Protect GPS from threats, foreign and domestic

March 31, 2022  - By
Matteo Luccio

Matteo Luccio

Currently, 37 Global Positioning System satellites are on-orbit, with 29 of them set healthy. The system continues to provide an average 48-centimeter position accuracy. Despite this achievement, the U.S. government — specifically, the Space Force — continues to modernize GPS’s space, control and military user equipment segments.

Modernization of the space segment is centered on the GPS III satellites, which provide up to eight times better anti-jam capability and a new L1C signal to improve user connectivity. GPS IIIF satellites, scheduled for delivery starting in early 2026, will add a search-and-rescue payload, a fully digital navigation payload, and greatly enhanced anti-jam capability for military operations.

Modernization of the control segment is focused on the next-generation Operational Control System (OCX), scheduled to become operational early next year. OCX will sport an updated architecture to provide enhanced command-and-control capabilities and enhanced cybersecurity. Despite the pandemic, all 17 global OCX monitoring station installations were completed last summer, and most of the remaining equipment was fielded by the end of 2021.

Twenty-four GPS satellites are broadcasting the military code (M-code). The Modernized GPS User Equipment (MGUE) program is developing military GPS receivers able to take advantage of these signals to improve defenses against spoofing and jamming while allowing navigation warfare operations.

On the civil side, GPS modernization will play a key role in the development of the Next Generation Air Transportation System and intelligent transportation systems. The Department of Defense coordinates its GPS activities with the Department of Transportation (DOT), the Federal Aviation Administration (FAA) and many other federal departments and agencies via the National Executive Committee for Space-Based PNT. The term “space-based PNT” refers to GPS, GPS augmentations and other GNSS.
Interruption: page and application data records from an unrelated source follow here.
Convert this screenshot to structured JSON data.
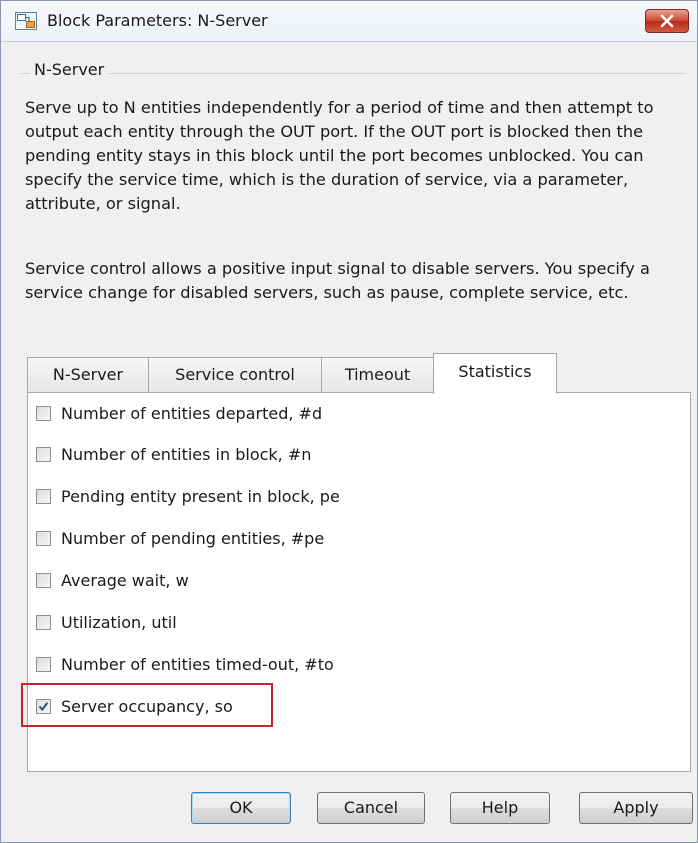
{
  "window": {
    "title": "Block Parameters: N-Server",
    "icon": "simulink-block-icon",
    "close_icon": "close-icon"
  },
  "description": {
    "group_label": "N-Server",
    "paragraph_1": "Serve up to N entities independently for a period of time and then attempt to output each entity through the OUT port. If the OUT port is blocked then the pending entity stays in this block until the port becomes unblocked. You can specify the service time, which is the duration of service, via a parameter, attribute, or signal.",
    "paragraph_2": "Service control allows a positive input signal to disable servers. You specify a service change for disabled servers, such as pause, complete service, etc."
  },
  "tabs": [
    {
      "label": "N-Server",
      "active": false
    },
    {
      "label": "Service control",
      "active": false
    },
    {
      "label": "Timeout",
      "active": false
    },
    {
      "label": "Statistics",
      "active": true
    }
  ],
  "statistics": [
    {
      "label": "Number of entities departed, #d",
      "checked": false
    },
    {
      "label": "Number of entities in block, #n",
      "checked": false
    },
    {
      "label": "Pending entity present in block, pe",
      "checked": false
    },
    {
      "label": "Number of pending entities, #pe",
      "checked": false
    },
    {
      "label": "Average wait, w",
      "checked": false
    },
    {
      "label": "Utilization, util",
      "checked": false
    },
    {
      "label": "Number of entities timed-out, #to",
      "checked": false
    },
    {
      "label": "Server occupancy, so",
      "checked": true
    }
  ],
  "highlight_color": "#c0262d",
  "buttons": {
    "ok": "OK",
    "cancel": "Cancel",
    "help": "Help",
    "apply": "Apply"
  }
}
However, this government-wide coordination and cooperation is contradicted by the stand of the Federal Communications Commission (FCC) on the matter of Ligado Networks’ applications to modify its license for terrestrial service, which it approved in 2020. The FCC’s decision is opposed by the executive branch, represented by the National Telecommunications and Information Administration (NTIA), and by 14 federal agencies and departments individually (including the departments of Defense, Transportation, State, Treasury, Justice, Interior, Agriculture, Commerce, Energy and Homeland Security), as well as by the National PNT Advisory Board and by most GNSS receiver manufacturers and aviation organizations. NTIA took the unprecedented step of filing a still-pending petition for reconsideration with the FCC. The concern is that Ligado’s proposed transmission power exceeds the thresholds established by the DOT’s April 2018 GPS Adjacent Band Compatibility study to protect GPS users from harmful interference.
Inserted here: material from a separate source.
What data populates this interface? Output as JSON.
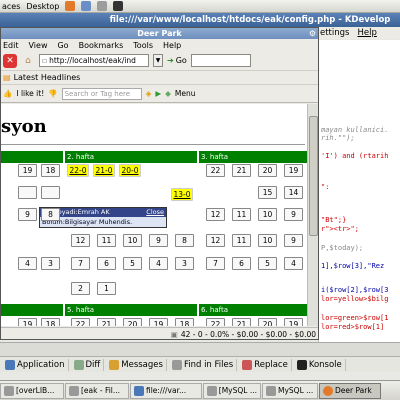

So, the list of threats to GPS now includes solar flares, spoofing, jamming, “legal jamming” by Ligado, and the Russian government’s recent threat to destroy GPS satellites. Modernizing GPS must proceed hand-in-hand with protecting it.

About the Author: Matteo Luccio

Matteo Luccio, GPS World’s Editor-in-Chief, possesses more than 20 years of experience as a writer and editor for GNSS and geospatial technology magazines. He began his career in the industry in 2000, serving as managing editor of GPS World and Galileo’s World, then as editor of Earth Observation Magazine and GIS Monitor. His technical articles have been published in more than 20 professional magazines, including Professional Surveyor Magazine, Apogeo Spatial and xyHt. Luccio holds a master’s degree in political science from MIT. He can be reached at or 541-543-0525.